__Exercise instructions__:
Repeat exactly each line of the data provided below.

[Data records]
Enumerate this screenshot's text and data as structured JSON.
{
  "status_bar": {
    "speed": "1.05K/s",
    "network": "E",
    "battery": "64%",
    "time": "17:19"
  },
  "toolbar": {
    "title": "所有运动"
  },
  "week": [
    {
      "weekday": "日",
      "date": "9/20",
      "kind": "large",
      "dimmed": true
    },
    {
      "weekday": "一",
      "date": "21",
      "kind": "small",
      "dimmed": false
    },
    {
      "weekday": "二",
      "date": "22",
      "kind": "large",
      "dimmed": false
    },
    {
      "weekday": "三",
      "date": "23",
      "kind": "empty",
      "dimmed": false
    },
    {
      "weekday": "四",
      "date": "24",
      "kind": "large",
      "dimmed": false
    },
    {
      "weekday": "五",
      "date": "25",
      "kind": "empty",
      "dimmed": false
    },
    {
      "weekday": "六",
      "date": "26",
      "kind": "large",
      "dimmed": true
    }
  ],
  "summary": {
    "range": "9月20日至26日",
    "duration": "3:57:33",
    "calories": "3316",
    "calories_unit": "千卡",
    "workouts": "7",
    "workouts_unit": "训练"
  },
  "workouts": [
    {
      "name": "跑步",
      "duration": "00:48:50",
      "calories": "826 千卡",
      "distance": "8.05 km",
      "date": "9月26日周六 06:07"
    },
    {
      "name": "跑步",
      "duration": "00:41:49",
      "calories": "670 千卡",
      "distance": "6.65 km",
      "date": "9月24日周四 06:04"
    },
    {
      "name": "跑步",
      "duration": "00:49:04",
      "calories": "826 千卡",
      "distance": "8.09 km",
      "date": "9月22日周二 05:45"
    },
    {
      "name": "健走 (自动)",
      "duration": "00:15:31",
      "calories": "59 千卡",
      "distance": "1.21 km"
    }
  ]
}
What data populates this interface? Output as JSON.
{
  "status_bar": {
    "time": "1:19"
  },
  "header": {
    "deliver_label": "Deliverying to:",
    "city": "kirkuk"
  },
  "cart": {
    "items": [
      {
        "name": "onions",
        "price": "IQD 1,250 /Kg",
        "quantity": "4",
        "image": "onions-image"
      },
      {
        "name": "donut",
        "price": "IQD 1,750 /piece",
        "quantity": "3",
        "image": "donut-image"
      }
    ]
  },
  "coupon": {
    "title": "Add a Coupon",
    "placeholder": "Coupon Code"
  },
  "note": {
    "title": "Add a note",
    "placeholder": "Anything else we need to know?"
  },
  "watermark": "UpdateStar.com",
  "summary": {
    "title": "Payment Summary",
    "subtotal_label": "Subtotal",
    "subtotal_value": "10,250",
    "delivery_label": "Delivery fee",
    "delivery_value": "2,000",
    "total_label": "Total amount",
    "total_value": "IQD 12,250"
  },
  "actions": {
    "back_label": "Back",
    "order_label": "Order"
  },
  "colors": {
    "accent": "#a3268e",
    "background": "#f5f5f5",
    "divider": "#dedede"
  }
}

__Answer section__:
Enumerate this screenshot's text and data as structured JSON.
{
  "status_bar": {
    "speed": "1.05K/s",
    "network": "E",
    "battery": "64%",
    "time": "17:19"
  },
  "toolbar": {
    "title": "所有运动"
  },
  "week": [
    {
      "weekday": "日",
      "date": "9/20",
      "kind": "large",
      "dimmed": true
    },
    {
      "weekday": "一",
      "date": "21",
      "kind": "small",
      "dimmed": false
    },
    {
      "weekday": "二",
      "date": "22",
      "kind": "large",
      "dimmed": false
    },
    {
      "weekday": "三",
      "date": "23",
      "kind": "empty",
      "dimmed": false
    },
    {
      "weekday": "四",
      "date": "24",
      "kind": "large",
      "dimmed": false
    },
    {
      "weekday": "五",
      "date": "25",
      "kind": "empty",
      "dimmed": false
    },
    {
      "weekday": "六",
      "date": "26",
      "kind": "large",
      "dimmed": true
    }
  ],
  "summary": {
    "range": "9月20日至26日",
    "duration": "3:57:33",
    "calories": "3316",
    "calories_unit": "千卡",
    "workouts": "7",
    "workouts_unit": "训练"
  },
  "workouts": [
    {
      "name": "跑步",
      "duration": "00:48:50",
      "calories": "826 千卡",
      "distance": "8.05 km",
      "date": "9月26日周六 06:07"
    },
    {
      "name": "跑步",
      "duration": "00:41:49",
      "calories": "670 千卡",
      "distance": "6.65 km",
      "date": "9月24日周四 06:04"
    },
    {
      "name": "跑步",
      "duration": "00:49:04",
      "calories": "826 千卡",
      "distance": "8.09 km",
      "date": "9月22日周二 05:45"
    },
    {
      "name": "健走 (自动)",
      "duration": "00:15:31",
      "calories": "59 千卡",
      "distance": "1.21 km"
    }
  ]
}
What data populates this interface? Output as JSON.
{
  "status_bar": {
    "time": "1:19"
  },
  "header": {
    "deliver_label": "Deliverying to:",
    "city": "kirkuk"
  },
  "cart": {
    "items": [
      {
        "name": "onions",
        "price": "IQD 1,250 /Kg",
        "quantity": "4",
        "image": "onions-image"
      },
      {
        "name": "donut",
        "price": "IQD 1,750 /piece",
        "quantity": "3",
        "image": "donut-image"
      }
    ]
  },
  "coupon": {
    "title": "Add a Coupon",
    "placeholder": "Coupon Code"
  },
  "note": {
    "title": "Add a note",
    "placeholder": "Anything else we need to know?"
  },
  "watermark": "UpdateStar.com",
  "summary": {
    "title": "Payment Summary",
    "subtotal_label": "Subtotal",
    "subtotal_value": "10,250",
    "delivery_label": "Delivery fee",
    "delivery_value": "2,000",
    "total_label": "Total amount",
    "total_value": "IQD 12,250"
  },
  "actions": {
    "back_label": "Back",
    "order_label": "Order"
  },
  "colors": {
    "accent": "#a3268e",
    "background": "#f5f5f5",
    "divider": "#dedede"
  }
}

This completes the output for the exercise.